This page is part of the web mail archives of SRFI 91 from before July 7th, 2015. The new archives for SRFI 91 contain all messages, not just those from before July 7th, 2015.

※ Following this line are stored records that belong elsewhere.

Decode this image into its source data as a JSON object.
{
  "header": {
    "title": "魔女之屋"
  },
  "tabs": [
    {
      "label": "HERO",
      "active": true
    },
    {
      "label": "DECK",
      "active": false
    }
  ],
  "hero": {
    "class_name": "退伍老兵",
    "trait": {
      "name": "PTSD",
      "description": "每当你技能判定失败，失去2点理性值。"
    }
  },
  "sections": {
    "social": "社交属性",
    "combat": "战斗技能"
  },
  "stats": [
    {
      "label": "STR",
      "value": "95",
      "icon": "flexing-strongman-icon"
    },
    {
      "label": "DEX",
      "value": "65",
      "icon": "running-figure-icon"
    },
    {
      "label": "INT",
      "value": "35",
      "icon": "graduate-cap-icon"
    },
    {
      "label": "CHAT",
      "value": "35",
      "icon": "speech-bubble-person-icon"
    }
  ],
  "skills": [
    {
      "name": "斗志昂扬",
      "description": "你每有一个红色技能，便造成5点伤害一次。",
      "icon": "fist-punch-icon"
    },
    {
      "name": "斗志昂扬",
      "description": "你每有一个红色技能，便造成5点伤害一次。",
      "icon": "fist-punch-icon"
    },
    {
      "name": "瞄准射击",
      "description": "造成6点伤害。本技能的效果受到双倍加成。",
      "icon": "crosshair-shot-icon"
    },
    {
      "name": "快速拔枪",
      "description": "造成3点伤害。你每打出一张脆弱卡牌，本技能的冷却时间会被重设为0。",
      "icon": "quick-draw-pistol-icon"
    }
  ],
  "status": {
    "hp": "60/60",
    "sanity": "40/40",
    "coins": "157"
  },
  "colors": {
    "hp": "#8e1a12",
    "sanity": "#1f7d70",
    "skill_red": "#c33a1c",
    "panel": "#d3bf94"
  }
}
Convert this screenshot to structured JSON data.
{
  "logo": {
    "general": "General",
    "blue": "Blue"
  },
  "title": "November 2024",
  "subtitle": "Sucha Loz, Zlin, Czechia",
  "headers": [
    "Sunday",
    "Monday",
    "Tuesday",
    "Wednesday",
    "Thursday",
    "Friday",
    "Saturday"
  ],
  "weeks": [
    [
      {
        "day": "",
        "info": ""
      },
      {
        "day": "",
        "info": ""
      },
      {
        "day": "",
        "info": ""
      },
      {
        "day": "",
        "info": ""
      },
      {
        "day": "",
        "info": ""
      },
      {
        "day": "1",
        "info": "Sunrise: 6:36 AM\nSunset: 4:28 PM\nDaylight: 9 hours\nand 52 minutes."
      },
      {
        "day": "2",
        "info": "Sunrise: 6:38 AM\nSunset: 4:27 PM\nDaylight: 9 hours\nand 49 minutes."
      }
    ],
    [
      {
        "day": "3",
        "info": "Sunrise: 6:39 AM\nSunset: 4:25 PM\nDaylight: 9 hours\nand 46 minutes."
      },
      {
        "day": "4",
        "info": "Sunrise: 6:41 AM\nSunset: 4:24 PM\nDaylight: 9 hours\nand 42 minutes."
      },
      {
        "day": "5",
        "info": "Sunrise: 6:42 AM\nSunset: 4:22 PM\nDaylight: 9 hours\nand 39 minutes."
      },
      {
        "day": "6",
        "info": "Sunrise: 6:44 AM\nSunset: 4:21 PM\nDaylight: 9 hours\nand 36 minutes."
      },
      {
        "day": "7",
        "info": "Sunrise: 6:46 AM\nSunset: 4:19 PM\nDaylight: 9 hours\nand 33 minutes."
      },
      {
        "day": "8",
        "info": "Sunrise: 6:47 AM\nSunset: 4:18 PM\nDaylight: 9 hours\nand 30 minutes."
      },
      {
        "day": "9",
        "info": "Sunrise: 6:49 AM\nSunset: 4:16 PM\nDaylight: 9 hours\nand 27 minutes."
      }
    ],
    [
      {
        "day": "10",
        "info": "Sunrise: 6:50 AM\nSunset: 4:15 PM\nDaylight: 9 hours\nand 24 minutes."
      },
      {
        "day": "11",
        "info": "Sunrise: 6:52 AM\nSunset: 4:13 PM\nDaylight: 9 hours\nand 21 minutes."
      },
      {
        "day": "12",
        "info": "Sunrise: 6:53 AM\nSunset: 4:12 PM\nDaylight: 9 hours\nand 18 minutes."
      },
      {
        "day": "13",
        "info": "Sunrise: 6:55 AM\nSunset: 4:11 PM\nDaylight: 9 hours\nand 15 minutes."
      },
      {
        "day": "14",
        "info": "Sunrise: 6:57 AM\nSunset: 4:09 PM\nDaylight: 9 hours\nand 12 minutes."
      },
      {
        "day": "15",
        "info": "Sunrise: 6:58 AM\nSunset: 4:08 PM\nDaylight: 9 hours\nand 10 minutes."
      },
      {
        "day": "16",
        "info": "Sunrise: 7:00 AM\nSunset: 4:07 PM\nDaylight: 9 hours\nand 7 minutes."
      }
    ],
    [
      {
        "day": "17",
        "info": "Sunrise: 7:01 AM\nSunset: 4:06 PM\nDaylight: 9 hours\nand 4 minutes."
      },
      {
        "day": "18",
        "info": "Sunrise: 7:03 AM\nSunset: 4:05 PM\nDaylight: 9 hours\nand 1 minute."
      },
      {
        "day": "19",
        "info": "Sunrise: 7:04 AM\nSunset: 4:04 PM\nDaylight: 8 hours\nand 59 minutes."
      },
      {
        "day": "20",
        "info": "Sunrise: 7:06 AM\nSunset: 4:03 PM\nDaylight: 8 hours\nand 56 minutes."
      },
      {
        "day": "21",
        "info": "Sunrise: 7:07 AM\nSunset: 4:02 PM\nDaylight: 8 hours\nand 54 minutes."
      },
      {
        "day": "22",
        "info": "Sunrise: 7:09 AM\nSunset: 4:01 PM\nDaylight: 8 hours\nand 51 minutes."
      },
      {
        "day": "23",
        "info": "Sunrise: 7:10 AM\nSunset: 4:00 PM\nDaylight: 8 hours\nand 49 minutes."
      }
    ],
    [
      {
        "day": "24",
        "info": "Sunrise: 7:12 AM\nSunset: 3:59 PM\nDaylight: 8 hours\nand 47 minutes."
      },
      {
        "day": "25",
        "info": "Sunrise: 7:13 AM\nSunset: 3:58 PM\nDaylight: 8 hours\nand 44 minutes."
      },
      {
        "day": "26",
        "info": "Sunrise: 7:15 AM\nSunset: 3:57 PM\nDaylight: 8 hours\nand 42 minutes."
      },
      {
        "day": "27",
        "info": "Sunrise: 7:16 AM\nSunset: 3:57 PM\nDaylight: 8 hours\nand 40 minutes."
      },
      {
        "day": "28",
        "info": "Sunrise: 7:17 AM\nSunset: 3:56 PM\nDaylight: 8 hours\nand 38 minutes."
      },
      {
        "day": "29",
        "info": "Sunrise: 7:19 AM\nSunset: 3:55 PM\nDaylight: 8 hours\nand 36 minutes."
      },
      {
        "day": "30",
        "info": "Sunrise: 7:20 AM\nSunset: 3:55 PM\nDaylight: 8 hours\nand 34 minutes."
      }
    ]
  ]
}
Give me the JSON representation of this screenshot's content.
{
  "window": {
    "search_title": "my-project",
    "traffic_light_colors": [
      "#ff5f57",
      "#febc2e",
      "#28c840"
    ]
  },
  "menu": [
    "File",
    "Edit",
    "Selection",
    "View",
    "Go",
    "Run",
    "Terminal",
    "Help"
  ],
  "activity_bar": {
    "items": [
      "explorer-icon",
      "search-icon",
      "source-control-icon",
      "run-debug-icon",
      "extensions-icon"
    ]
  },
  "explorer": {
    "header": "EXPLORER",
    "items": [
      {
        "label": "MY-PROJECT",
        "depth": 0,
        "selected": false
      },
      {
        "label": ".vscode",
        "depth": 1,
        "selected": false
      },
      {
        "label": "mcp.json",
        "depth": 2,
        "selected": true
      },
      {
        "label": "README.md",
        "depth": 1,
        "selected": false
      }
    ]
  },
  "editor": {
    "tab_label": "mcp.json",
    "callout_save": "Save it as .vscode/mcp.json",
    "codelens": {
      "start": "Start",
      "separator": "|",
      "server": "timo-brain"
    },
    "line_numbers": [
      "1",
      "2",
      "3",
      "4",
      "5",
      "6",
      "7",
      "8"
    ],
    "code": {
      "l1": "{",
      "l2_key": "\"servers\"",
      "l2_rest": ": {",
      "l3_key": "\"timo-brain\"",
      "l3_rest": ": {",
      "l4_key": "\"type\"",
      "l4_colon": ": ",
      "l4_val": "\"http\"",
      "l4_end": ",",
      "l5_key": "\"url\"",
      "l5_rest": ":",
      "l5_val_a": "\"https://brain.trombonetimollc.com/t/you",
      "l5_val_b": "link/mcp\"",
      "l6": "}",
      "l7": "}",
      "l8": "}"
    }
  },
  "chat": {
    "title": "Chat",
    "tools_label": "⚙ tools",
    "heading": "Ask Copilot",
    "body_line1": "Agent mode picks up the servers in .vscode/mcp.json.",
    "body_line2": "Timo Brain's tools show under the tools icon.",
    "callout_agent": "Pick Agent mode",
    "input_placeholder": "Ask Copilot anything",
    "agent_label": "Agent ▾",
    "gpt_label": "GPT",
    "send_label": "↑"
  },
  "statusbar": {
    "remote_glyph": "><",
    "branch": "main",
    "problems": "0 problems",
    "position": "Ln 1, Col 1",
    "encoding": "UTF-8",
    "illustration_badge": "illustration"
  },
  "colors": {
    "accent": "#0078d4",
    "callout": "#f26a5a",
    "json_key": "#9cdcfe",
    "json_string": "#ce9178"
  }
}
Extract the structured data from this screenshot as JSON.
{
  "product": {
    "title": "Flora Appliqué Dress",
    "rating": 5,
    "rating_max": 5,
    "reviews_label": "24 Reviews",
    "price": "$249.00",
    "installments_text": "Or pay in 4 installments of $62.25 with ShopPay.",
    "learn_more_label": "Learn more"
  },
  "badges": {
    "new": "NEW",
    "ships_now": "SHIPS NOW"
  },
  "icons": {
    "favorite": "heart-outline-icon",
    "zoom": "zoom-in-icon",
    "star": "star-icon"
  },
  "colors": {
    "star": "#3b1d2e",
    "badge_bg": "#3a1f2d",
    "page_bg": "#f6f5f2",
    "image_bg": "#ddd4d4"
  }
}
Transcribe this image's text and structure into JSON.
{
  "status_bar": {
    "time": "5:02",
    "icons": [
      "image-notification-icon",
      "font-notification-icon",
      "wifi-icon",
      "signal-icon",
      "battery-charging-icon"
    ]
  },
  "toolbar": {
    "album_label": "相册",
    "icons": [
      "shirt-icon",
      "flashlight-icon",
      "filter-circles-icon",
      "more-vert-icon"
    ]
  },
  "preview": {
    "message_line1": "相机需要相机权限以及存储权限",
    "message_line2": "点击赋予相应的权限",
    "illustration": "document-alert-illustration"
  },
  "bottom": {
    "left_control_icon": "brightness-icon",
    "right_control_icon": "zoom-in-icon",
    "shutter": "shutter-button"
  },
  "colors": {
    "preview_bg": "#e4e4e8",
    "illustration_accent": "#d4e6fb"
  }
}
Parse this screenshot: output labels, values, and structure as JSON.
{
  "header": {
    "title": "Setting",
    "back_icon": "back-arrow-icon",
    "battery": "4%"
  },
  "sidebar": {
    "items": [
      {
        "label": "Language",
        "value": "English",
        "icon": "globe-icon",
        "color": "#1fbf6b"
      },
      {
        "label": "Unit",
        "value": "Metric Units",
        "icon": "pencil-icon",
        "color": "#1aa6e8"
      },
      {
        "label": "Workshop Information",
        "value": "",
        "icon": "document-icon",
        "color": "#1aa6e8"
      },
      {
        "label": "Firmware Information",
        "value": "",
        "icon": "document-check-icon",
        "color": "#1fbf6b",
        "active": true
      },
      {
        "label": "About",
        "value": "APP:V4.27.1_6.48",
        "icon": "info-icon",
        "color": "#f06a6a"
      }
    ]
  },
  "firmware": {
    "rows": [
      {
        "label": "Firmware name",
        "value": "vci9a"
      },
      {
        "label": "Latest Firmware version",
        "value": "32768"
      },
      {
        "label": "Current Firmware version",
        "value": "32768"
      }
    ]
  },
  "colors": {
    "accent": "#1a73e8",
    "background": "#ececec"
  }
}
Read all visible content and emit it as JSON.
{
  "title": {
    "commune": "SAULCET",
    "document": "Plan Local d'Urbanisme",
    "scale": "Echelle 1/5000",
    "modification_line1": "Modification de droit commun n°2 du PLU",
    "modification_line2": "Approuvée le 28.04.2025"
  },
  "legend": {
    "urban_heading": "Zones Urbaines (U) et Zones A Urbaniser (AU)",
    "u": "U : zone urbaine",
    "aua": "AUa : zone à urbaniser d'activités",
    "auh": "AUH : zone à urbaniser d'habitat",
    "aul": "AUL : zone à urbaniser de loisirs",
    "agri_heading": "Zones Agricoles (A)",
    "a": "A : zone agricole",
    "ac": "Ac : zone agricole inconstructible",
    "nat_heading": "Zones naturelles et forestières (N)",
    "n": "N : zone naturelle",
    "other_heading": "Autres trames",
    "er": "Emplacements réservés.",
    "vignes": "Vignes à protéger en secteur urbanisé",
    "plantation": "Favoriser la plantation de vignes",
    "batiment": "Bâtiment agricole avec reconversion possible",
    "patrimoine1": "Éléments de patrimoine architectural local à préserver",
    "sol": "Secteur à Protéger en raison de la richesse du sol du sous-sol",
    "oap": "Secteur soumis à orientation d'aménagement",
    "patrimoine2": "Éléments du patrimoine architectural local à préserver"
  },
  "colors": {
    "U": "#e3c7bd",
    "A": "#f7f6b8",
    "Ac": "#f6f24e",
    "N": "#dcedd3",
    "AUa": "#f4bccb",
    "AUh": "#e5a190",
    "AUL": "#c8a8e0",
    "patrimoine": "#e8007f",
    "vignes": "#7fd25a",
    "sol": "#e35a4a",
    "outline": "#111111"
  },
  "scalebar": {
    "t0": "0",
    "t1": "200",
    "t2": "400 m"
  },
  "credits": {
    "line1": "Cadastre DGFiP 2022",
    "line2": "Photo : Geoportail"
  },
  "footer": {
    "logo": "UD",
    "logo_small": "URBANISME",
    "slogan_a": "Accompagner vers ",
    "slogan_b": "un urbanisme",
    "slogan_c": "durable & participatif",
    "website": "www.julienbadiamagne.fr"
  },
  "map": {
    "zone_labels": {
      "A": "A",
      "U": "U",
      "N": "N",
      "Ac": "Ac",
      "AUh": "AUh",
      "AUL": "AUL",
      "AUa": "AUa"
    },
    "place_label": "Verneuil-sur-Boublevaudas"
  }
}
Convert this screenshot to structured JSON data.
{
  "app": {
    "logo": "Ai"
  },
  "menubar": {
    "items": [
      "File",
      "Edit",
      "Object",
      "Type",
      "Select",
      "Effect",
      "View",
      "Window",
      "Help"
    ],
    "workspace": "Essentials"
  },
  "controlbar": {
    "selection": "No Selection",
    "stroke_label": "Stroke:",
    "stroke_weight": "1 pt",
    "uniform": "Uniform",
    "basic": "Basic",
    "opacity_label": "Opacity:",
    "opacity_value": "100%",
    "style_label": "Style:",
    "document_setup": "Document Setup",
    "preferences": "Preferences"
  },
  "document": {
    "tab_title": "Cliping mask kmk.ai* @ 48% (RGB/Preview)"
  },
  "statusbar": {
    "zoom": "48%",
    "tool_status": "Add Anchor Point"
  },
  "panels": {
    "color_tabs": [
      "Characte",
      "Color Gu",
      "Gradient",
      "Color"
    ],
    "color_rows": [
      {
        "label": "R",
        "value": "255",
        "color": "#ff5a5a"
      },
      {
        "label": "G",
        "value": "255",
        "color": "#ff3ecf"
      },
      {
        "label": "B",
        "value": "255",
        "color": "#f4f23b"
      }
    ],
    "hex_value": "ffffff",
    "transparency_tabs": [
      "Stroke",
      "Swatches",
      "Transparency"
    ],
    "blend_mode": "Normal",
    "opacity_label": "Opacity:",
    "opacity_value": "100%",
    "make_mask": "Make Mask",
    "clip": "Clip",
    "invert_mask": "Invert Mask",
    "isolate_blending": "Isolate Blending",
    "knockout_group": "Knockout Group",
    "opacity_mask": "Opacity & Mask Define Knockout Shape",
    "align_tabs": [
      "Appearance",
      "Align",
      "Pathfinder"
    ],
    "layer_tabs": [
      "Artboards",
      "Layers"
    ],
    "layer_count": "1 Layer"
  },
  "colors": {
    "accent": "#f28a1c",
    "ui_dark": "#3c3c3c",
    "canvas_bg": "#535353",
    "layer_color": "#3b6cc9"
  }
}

Jonathan S. Shapiro scripsit: > The underlying issue within UNICODE is the existence of the so-called > "combining characters". There exist characters that have no single > defining codepoint. These exist primarily in Asian languages, for > example in the form of multiple code points that together form a single > "glyph". In fact they are all over the place: you cannot write such a very European language as Lithuanian, which uses the Latin script, without employing them. (Well, you can write memos or to-do lists, but not poetry or dictionaries.) However, whether a "default grapheme cluster" (the Unicode name for a base character together with its combining characters) is a "character" in the non-technical sense depends on the culture. Is an "o" with a dot-above accent and a macron accent a single "character"? Sure. How about a Hindi consonant letter with associated vowel mark? Not at all: one sense of "character" in Hindi covers consonants and vowels separately just as in Latin, another sense is "run of consonants up to and including the next vowel." What about Korean? Is a Hangul syllable one character or 2-3? Depends on the context: sometimess one, sometimes the other. "Character" is not a technical term in Unicode because it can't be; it would have to match too many contradictory expectations. The Unicode Glossary, which is not normative, says: Character. (1) The smallest component of written language that has semantic value; refers to the abstract meaning and/or shape, rather than a specific shape (see also glyph), though in code tables some form of visual representation is essential for the reader's understanding. (2) Synonym for abstract character [defined as "A unit of information used for the organization, control, or representation of textual data. "]. (3) The basic unit of encoding for the Unicode character encoding. (4) The English name for the ideographic written elements of Chinese origin. (See ideograph(2).) There *are* technical terms in Unicode, like code unit, code point, default grapheme cluster, and so on. Which of these should be mapped to a given programming culture's pre-existing concept of "characters" is a question which Unicode by itself cannot answer. So far, C has gone for the 8-bit code unit interpretation, Java for the 16-bit code unit interpretation, and XML for the code point interpretation. (The Glossary is at http://www.unicode.org/glossary/ .) -- Andrew Watt on Microsoft: John Cowan Never in the field of human computing firstname.lastname@example.org has so much been paid by so many http://www.ccil.org/~cowan to so few! (pace Winston Churchill)